It is already said in the shape of your kitchen that sink, preparation area and hob should never be too far apart and that the fridge should be near the entrance of the kitchen. This will have effect on where you plan to put your basic equipment (fridge, hob, microwave and sink) and where the service points for water, electricity and gas (if needed) will be. Keep the existing service points in mind when planning your new kitchen as rewiring and re-plumbing your kitchen will take a lot of time and money.
When you draw up a plan for your new kitchen, try to place the sink, preparation area and hob first. Then draw 3 lines to connect the three areas. This will usually result in a triangular shape. The smaller the triangle, the shorter the walking distance will be between the three main working areas in your kitchen. If this walking distance looks too big, try to put the three areas closer together.
Another important point of consideration is that sinks will often be placed against an outside wall under the window. This will make the plumbing easier, but also gives daylight where you need it most. You also have to think of existing ventilation points when planning your new wall-cupboards, as you don’t want to cover them by a new cupboard. Ventilation will be of the utmost importance in kitchens that are also used as dining area, as you will want to get rid of greasy steam and odours before it reaches your furniture and your guests.
When measuring the size of the kitchen, make sure that the exact shape of the walls is known. If there is an inwards corner in the room it will influence the shape of the worktop and the place of the wall-cupboards. Mark the service points in your plan, as this will define where the main working areas will be placed.
The longest unit will consist of the sink, drainer and maybe a dishwasher, so it is best to place this area in your plan first.
If you like to cook with a lot of fresh vegetables or you need a big freezer, consider a big fridge/freezer at the end of your worktop for loads of storage and easy access.
Perhaps because change generally occurs so slowly in our built environment, most of it becomes the passive backdrop to our lives. Yet its importance in shaping our attitudes is enormous. We absorb it and it becomes part of us. We need only think back to our early memories to recognise how the characteristics of places strongly impact our perception of how life was, or note the way in which a scent or a piece of architecture can transport us back in time to a place that was special.
What we find in three dimensions around us is witness to the aspirations, means, cultural values, trading patterns and technologies of those who built in earlier times.

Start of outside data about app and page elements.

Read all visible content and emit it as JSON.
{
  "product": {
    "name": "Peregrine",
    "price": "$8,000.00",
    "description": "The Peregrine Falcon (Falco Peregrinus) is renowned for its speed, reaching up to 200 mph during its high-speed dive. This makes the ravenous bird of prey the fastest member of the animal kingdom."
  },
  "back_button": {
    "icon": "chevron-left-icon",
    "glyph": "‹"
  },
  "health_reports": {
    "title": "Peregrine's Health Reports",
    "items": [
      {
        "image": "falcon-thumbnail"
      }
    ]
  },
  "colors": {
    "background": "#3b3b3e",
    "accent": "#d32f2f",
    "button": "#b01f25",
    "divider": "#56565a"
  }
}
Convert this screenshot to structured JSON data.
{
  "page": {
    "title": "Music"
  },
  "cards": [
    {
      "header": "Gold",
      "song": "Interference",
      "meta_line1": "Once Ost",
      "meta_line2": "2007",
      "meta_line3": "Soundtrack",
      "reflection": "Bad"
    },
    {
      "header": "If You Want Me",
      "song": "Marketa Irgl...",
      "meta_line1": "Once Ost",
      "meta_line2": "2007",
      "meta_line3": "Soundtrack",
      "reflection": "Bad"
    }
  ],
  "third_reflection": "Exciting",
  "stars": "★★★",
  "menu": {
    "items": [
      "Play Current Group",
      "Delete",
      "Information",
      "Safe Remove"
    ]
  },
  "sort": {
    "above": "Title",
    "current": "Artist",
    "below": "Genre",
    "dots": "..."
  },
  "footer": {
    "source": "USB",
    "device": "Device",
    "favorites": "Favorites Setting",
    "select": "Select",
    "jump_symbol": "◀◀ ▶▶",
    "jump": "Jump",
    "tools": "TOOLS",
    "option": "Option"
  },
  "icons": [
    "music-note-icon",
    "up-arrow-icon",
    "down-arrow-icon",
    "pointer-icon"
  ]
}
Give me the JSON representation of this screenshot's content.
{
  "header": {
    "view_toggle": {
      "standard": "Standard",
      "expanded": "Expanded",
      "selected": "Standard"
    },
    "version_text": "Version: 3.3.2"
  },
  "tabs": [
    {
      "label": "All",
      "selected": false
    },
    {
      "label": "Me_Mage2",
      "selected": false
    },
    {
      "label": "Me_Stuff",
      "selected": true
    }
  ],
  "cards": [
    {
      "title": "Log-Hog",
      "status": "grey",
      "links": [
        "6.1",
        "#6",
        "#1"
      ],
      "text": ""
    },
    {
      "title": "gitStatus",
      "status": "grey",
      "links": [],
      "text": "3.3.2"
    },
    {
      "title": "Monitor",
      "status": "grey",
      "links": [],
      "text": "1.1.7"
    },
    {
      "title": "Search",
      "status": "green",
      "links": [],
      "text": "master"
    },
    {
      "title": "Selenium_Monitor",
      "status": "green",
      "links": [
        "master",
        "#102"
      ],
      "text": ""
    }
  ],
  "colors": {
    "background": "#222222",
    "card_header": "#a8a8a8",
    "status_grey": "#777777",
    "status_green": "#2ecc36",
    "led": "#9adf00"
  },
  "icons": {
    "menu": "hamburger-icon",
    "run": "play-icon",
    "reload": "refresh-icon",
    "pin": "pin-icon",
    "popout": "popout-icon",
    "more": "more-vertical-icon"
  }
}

It is therefore imperative that the actions we take today to alter, destroy or create a new built environment, be informed by a sense of the past. We should understand how the places in which we live, work and play were created, and appreciate what is good about them. Learning to value what we find around us, and developing the disposition to build on what is good or improve on what is shoddy, is at the heart of any vision for the future.
‘Community’ has become a byword these days for any initiative claiming to be socially responsive, whether in health, education or the physical environment. In terms of housing and the built environment, the community label seems to have emerged at the point where the great mass housing projects of the post hurricane era began to falter in their promise to deliver the brave new visions of those who had created them.
The notion of ‘community participation’ in planning and neighbourhood renewal then followed. The foundation for this belief being that if people were given the opportunity to express their needs and desires, then empowerment would result.
So, are these ideas and ideals still as relevant today, when our traditional patterns of settlement and social relations have changed beyond recognition, and consumerism and individualism now prevail?
Well, perhaps more than ever, although it may be participation of a different type which emerges. A participation based on a cultivation of enthusiasm for the built environment as a dynamic and vital thing, where less time is spent passively pouring over plans in church halls at consultation stage, and more spent actively engaging individuals and groups within the community with their own neighbourhoods and surroundings.